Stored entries

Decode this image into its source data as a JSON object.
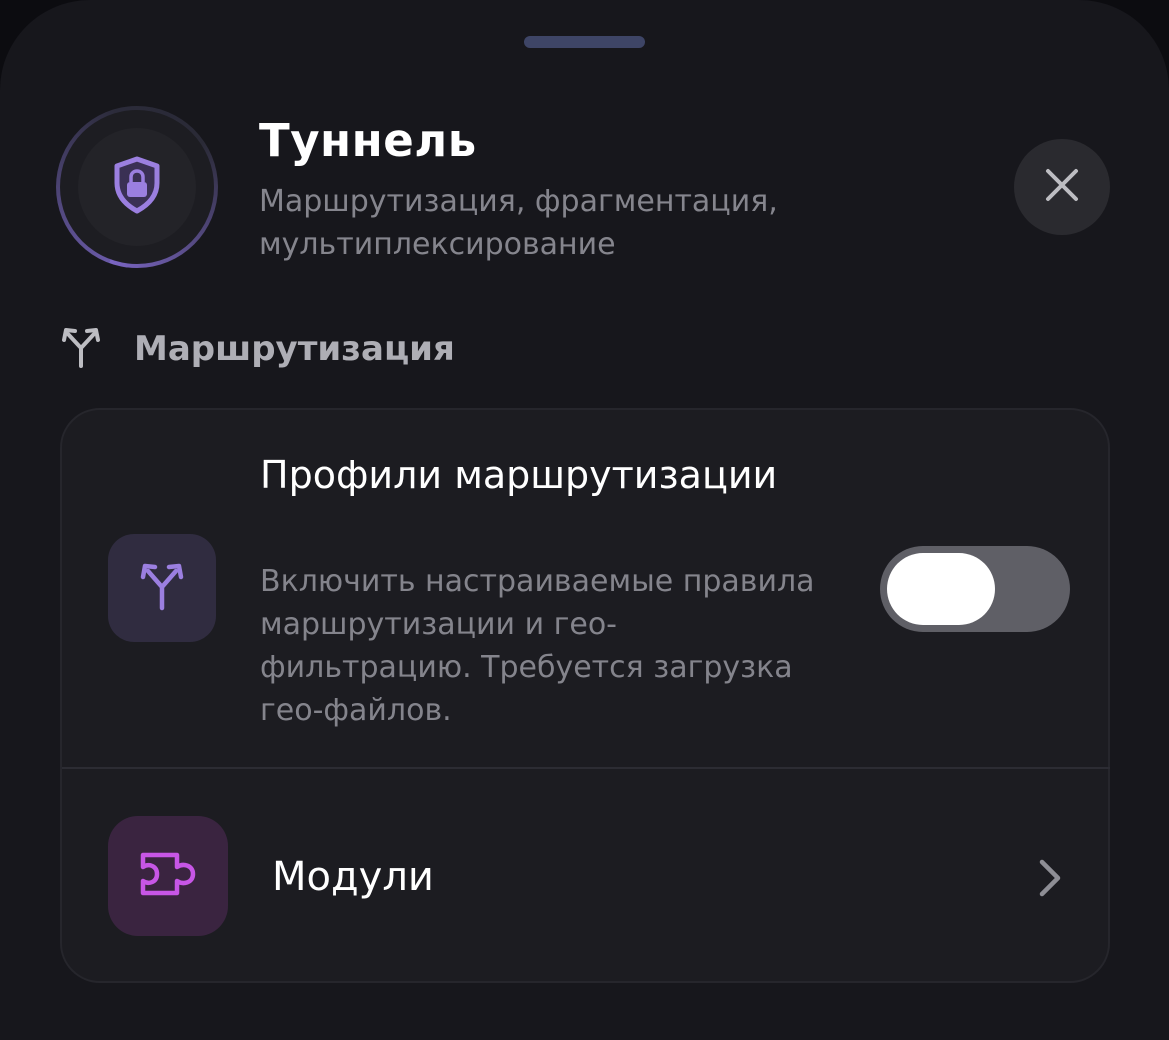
{
  "header": {
    "title": "Туннель",
    "subtitle": "Маршрутизация, фрагментация, мультиплексирование",
    "hero_icon": "shield-lock-icon",
    "close_icon": "close-icon"
  },
  "section": {
    "label": "Маршрутизация",
    "icon": "route-split-icon"
  },
  "rows": {
    "profiles": {
      "title": "Профили маршрутизации",
      "description": "Включить настраиваемые правила маршрутизации и гео-фильтрацию. Требуется загрузка гео-файлов.",
      "icon": "route-split-icon",
      "toggle_on": false
    },
    "modules": {
      "label": "Модули",
      "icon": "puzzle-icon",
      "chevron": "chevron-right-icon"
    }
  },
  "colors": {
    "accent_purple": "#9b7fe0",
    "modules_magenta": "#c756e6",
    "background": "#17171c"
  }
}
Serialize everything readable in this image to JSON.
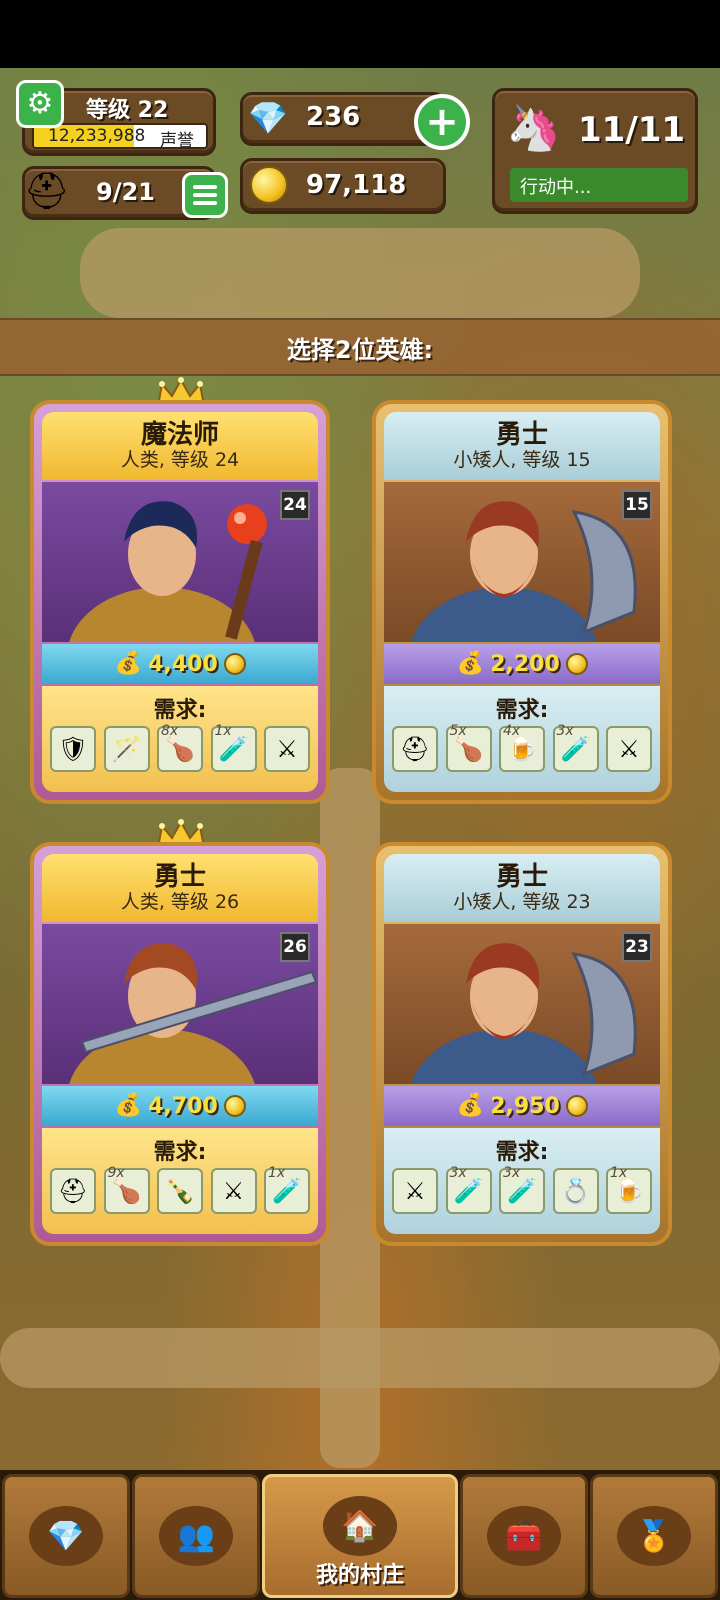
{
  "hud": {
    "level_label": "等级 22",
    "prestige_value": "12,233,988",
    "prestige_label": "声誉",
    "prestige_fill_pct": 58,
    "gems": "236",
    "gold": "97,118",
    "heroes": "9/21",
    "energy": "11/11",
    "energy_status": "行动中..."
  },
  "banner": {
    "text": "选择2位英雄:"
  },
  "cards": [
    {
      "title": "魔法师",
      "subtitle": "人类, 等级 24",
      "level": "24",
      "price": "4,400",
      "crown": true,
      "req_label": "需求:",
      "items": [
        {
          "icon": "armor-icon",
          "glyph": "🛡",
          "qty": ""
        },
        {
          "icon": "staff-icon",
          "glyph": "🪄",
          "qty": ""
        },
        {
          "icon": "meat-icon",
          "glyph": "🍗",
          "qty": "8x"
        },
        {
          "icon": "potion-icon",
          "glyph": "🧪",
          "qty": "1x"
        },
        {
          "icon": "swords-icon",
          "glyph": "⚔",
          "qty": ""
        }
      ]
    },
    {
      "title": "勇士",
      "subtitle": "小矮人, 等级 15",
      "level": "15",
      "price": "2,200",
      "crown": false,
      "req_label": "需求:",
      "items": [
        {
          "icon": "helmet-icon",
          "glyph": "⛑",
          "qty": ""
        },
        {
          "icon": "meat-icon",
          "glyph": "🍗",
          "qty": "5x"
        },
        {
          "icon": "beer-icon",
          "glyph": "🍺",
          "qty": "4x"
        },
        {
          "icon": "potion-icon",
          "glyph": "🧪",
          "qty": "3x"
        },
        {
          "icon": "swords-icon",
          "glyph": "⚔",
          "qty": ""
        }
      ]
    },
    {
      "title": "勇士",
      "subtitle": "人类, 等级 26",
      "level": "26",
      "price": "4,700",
      "crown": true,
      "req_label": "需求:",
      "items": [
        {
          "icon": "helmet-icon",
          "glyph": "⛑",
          "qty": ""
        },
        {
          "icon": "meat-icon",
          "glyph": "🍗",
          "qty": "9x"
        },
        {
          "icon": "bottle-icon",
          "glyph": "🍾",
          "qty": ""
        },
        {
          "icon": "swords-icon",
          "glyph": "⚔",
          "qty": ""
        },
        {
          "icon": "potion-icon",
          "glyph": "🧪",
          "qty": "1x"
        }
      ]
    },
    {
      "title": "勇士",
      "subtitle": "小矮人, 等级 23",
      "level": "23",
      "price": "2,950",
      "crown": false,
      "req_label": "需求:",
      "items": [
        {
          "icon": "swords-icon",
          "glyph": "⚔",
          "qty": ""
        },
        {
          "icon": "potion-icon",
          "glyph": "🧪",
          "qty": "3x"
        },
        {
          "icon": "potion-icon",
          "glyph": "🧪",
          "qty": "3x"
        },
        {
          "icon": "ring-icon",
          "glyph": "💍",
          "qty": ""
        },
        {
          "icon": "beer-icon",
          "glyph": "🍺",
          "qty": "1x"
        }
      ]
    }
  ],
  "nav": [
    {
      "icon": "gem-icon",
      "glyph": "💎",
      "label": ""
    },
    {
      "icon": "heroes-icon",
      "glyph": "👥",
      "label": ""
    },
    {
      "icon": "village-icon",
      "glyph": "🏠",
      "label": "我的村庄"
    },
    {
      "icon": "chest-icon",
      "glyph": "🧰",
      "label": ""
    },
    {
      "icon": "medal-icon",
      "glyph": "🏅",
      "label": ""
    }
  ],
  "colors": {
    "accent_green": "#3bb34a",
    "gold": "#f2c020",
    "panel_brown": "#6b4a26"
  }
}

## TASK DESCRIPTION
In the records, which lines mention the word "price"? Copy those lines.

## SOLUTION
      "price": "4,400",
      "price": "2,200",
      "price": "4,700",
      "price": "2,950",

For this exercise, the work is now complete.